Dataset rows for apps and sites
↓

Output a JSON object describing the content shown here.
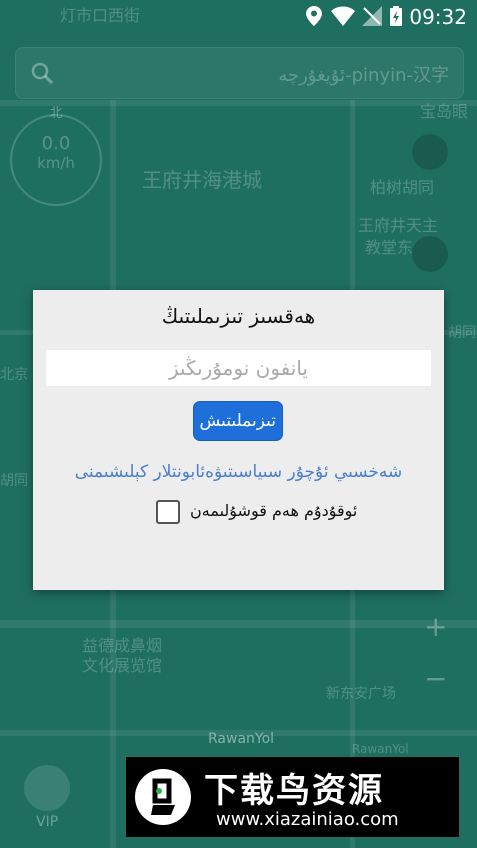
{
  "status_bar": {
    "time": "09:32"
  },
  "map": {
    "search_placeholder": "ئۇيغۇرچە-pinyin-汉字",
    "speed_value": "0.0",
    "speed_unit": "km/h",
    "compass": "北",
    "labels": [
      "灯市口西街",
      "王府井海港城",
      "宝岛眼",
      "柏树胡同",
      "王府井天主",
      "教堂东",
      "北京",
      "胡同",
      "胡同",
      "益德成鼻烟",
      "文化展览馆",
      "新东安广场",
      "RawanYol",
      "RawanYol"
    ],
    "zoom_in": "+",
    "zoom_out": "−"
  },
  "dialog": {
    "title": "ھەقسىز تىزىملىتىڭ",
    "phone_placeholder": "يانفون نومۇرىڭىز",
    "login_button": "تىزىملىتىش",
    "policy_link": "شەخسىي ئۇچۇر سىياسىتىۋەئابونتلار كېلىشىمنى",
    "agree_label": "ئوقۇدۇم ھەم قوشۇلىمەن"
  },
  "bottom": {
    "vip_label": "VIP"
  },
  "watermark": {
    "title": "下载鸟资源",
    "url": "www.xiazainiao.com"
  }
}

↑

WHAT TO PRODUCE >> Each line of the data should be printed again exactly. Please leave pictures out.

EXERCISE OUTPUT >>
Output a JSON object describing the content shown here.
{
  "status_bar": {
    "time": "09:32"
  },
  "map": {
    "search_placeholder": "ئۇيغۇرچە-pinyin-汉字",
    "speed_value": "0.0",
    "speed_unit": "km/h",
    "compass": "北",
    "labels": [
      "灯市口西街",
      "王府井海港城",
      "宝岛眼",
      "柏树胡同",
      "王府井天主",
      "教堂东",
      "北京",
      "胡同",
      "胡同",
      "益德成鼻烟",
      "文化展览馆",
      "新东安广场",
      "RawanYol",
      "RawanYol"
    ],
    "zoom_in": "+",
    "zoom_out": "−"
  },
  "dialog": {
    "title": "ھەقسىز تىزىملىتىڭ",
    "phone_placeholder": "يانفون نومۇرىڭىز",
    "login_button": "تىزىملىتىش",
    "policy_link": "شەخسىي ئۇچۇر سىياسىتىۋەئابونتلار كېلىشىمنى",
    "agree_label": "ئوقۇدۇم ھەم قوشۇلىمەن"
  },
  "bottom": {
    "vip_label": "VIP"
  },
  "watermark": {
    "title": "下载鸟资源",
    "url": "www.xiazainiao.com"
  }
}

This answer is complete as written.